Quotes from The Vision Machine
Sullivan: "The germ is the real thing; the seat of identity. Within its delicate mechanism lies the will to power: the function of which is to seek and eventually to find its full expression in form."
Arnheim: "The structural theme must be conceived of dynamically, as a pattern of forces, not an arrangement of static shapes"
Frazer: "'Imaginative use' in our case means using the computer...to compress evolutionary space and time so that complexity and emergent architectural form are able to develop."..."Life indeed exists on the edge of chaos, and this is the point of departure for our new model of architecture." ..."It is further recommended that the concept is process-driven; that is, by form generating rules which consist not of components, but of processes."
Bohm: "Whenever we find a theoretical reason for something, we are exemplifying the notion of ratio, implying that as various aspects are related in our idea, so are they related in the thing that the idea is about."
Paglia: "Capitalism, gaudy and greedy, has been inherent in western aesthetics from ancient Egypt on. It is the mysticism and glamour of things, which take on a personality of their own. As an economic system, it is in the Darwinian line of Sade, not Rousseau."
Thompson: "Morphology is not only a study of material things and of the forms of material things, but has its dynamical aspect...in terms of force, of the operations of energy...available energy was the main object at stake in the struggle for existence and the evolution of the world."
Reading: "The aesthetics of the banal imitation of some motif of fractal geometry is simply missing half the picture! Aristotle implied that the proper investigation required was one of telos, of form being the result to the process that engendered it" (av: the media being about itself: Fellinis' 8 1/2 is a simple example)
Hegel: "The sublime in general is the attempt to express the infinite, without finding in the sphere of phenomena an object which proves to be adequate for this representation."
Hopkins: "The power of the film image to (mis)represent the material and social world lies...in its ability to blur the boundaries of space and time, reproduction and simulation, reality and fantasy, and to obscure the traces of its own ideologically based production."
Russell: "- the concept of dream time, for example, which is a fundamental part of the way an Australian Aboriginal sees life, or the apparent phenomenon of extra sensory perception - have been subordinated in Western culture because they couldn't be perceived by ordinary logic and measure."

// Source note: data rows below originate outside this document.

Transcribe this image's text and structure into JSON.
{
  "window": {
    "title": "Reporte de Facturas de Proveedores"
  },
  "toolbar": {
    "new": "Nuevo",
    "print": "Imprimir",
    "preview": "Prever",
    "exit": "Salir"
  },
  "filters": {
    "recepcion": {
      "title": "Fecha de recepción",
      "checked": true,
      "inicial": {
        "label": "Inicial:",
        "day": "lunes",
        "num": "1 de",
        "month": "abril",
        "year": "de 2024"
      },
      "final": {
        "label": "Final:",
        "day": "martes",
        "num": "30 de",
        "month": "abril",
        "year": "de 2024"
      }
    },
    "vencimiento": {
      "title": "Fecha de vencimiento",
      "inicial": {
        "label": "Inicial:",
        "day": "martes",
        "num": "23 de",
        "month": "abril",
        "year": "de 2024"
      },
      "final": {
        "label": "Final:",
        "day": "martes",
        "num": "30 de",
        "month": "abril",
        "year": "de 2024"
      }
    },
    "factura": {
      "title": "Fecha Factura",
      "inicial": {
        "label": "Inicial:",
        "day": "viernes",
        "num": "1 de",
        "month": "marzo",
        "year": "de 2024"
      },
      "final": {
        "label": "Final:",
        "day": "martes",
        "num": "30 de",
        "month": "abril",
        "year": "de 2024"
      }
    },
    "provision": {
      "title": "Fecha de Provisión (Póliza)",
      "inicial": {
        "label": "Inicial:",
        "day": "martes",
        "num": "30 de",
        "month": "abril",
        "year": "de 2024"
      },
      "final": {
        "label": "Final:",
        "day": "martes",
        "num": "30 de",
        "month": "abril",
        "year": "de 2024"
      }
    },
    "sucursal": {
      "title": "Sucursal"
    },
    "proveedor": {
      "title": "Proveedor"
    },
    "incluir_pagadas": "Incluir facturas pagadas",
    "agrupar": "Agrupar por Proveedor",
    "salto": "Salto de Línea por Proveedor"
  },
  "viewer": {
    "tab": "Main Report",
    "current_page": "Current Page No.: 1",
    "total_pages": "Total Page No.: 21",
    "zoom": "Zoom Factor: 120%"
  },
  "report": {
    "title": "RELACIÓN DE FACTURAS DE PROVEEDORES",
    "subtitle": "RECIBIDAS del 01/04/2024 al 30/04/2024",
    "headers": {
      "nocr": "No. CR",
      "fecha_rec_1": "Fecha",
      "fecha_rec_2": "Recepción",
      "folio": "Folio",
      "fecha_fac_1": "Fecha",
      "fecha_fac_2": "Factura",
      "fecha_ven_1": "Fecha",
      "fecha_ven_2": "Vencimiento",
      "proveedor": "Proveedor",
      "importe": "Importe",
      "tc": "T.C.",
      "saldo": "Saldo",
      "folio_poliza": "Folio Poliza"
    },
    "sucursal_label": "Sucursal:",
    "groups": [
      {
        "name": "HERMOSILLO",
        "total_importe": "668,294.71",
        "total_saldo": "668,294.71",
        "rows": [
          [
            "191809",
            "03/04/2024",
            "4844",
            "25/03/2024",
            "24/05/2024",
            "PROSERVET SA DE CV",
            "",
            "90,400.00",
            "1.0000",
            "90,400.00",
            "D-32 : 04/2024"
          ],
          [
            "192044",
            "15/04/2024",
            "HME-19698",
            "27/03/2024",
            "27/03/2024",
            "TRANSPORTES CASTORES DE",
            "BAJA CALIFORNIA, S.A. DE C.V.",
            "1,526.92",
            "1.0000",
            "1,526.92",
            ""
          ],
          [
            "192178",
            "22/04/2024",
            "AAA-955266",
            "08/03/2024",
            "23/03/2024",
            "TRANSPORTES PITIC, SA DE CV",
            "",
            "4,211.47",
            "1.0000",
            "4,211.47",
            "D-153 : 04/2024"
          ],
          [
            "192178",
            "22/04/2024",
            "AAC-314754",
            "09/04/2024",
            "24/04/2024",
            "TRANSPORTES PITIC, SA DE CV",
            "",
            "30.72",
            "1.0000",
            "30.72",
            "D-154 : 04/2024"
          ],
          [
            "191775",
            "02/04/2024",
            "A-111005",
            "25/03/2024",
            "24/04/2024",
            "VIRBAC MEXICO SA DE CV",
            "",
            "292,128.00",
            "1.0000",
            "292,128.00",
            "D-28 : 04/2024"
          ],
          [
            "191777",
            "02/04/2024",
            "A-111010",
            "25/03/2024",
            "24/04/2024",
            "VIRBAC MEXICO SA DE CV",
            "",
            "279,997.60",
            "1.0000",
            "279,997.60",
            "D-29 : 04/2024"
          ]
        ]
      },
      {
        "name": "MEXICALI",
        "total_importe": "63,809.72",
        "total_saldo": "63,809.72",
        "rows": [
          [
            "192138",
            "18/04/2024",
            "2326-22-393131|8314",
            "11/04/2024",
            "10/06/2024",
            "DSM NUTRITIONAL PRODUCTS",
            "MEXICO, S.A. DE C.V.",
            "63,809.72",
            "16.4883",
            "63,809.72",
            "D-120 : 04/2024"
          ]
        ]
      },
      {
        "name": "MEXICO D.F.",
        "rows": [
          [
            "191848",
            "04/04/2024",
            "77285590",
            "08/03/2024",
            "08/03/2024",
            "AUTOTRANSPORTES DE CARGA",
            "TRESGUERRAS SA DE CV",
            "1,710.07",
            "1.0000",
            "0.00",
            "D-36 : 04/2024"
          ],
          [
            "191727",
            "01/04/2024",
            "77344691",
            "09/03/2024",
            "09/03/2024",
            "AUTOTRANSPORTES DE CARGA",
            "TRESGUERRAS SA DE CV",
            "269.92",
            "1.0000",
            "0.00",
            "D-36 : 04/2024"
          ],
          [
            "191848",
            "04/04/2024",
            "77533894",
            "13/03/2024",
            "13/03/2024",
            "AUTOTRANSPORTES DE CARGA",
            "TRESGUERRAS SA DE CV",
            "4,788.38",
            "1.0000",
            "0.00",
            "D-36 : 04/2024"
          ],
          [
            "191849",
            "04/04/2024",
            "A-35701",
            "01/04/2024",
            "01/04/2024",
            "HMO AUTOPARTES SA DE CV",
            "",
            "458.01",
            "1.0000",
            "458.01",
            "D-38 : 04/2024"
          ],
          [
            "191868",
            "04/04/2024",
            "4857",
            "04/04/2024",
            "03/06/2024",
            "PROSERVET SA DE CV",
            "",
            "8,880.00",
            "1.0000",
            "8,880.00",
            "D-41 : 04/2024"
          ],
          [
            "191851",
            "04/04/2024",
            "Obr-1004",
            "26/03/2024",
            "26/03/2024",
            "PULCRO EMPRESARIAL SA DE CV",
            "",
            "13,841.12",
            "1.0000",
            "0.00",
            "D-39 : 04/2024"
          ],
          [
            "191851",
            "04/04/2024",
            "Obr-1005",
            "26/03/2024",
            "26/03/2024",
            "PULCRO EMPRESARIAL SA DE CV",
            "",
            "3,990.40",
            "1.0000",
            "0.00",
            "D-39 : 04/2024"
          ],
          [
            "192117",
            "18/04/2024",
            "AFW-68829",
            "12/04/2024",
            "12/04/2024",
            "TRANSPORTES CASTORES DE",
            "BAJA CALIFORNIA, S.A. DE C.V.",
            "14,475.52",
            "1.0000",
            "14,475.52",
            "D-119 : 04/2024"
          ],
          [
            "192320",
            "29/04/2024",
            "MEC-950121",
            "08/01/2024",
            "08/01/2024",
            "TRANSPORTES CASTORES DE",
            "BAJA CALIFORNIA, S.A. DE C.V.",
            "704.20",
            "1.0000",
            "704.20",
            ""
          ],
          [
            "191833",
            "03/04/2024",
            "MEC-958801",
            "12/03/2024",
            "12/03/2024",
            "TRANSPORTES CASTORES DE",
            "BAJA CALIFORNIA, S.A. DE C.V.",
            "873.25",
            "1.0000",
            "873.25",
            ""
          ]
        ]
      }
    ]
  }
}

Nietszche: "This is the Apollonian state of dreams in which the world of the day becomes veiled, and a new world, clearer, more understandable, more moving than the everyday world and yet more shadowy, presents itself to our eyes in continual rebirth."
Bergson: "How should it be otherwise, if psychology has for its object the study of the human mind working for practical utility, and if metaphysics is but the same mind striving to transcend the conditions of useful action to come back to itself as to a pure creative energy?"
Burke: "If the pain and terror are so modified as not to be actually noxious; if the pain is not carried to violence, and the terror is not conversant about the present destruction of the person, as those emotions clear the parts, whether fine, or gross, of a dangerous or troublesome encumbrance, they are capable of producing delight; not pleasure, but a sort of delightful horror, a sort of tranquillity tinged with terror; which as it belongs to self-preservation is one of the strongest of all the passions. Its object is the sublime."
Hooker: "Painting lost its traditional audience and had its representational function usurped by photography. In response, painting, like philosophy, developed a characteristically inward-looking Modernist tendency, but did so as a reaction to the material pressures which directly affected it."
Hanes: "Jesus was an architect previous to his career as a prophet."
Lechte: "What is fundamental to myth, is not the original creation, but in the telling of it. In short, the interest in the myth is not so much in its previously established narrative content, but in the improvisations that take place in the light of indications (often very elementary) established by that content. Myths, then, are like the grammar of a language: what they are in themselves is less important than what they enable to be accomplished".
Taaffe: "beauty can only be the outcome of our aspirations for sublimity"..."The art isn't in what you're seeing- it's what's been awakened inside of you."
Nietzsche: "Almost everything we call 'higher culture' is based on the spiritualization of cruelty."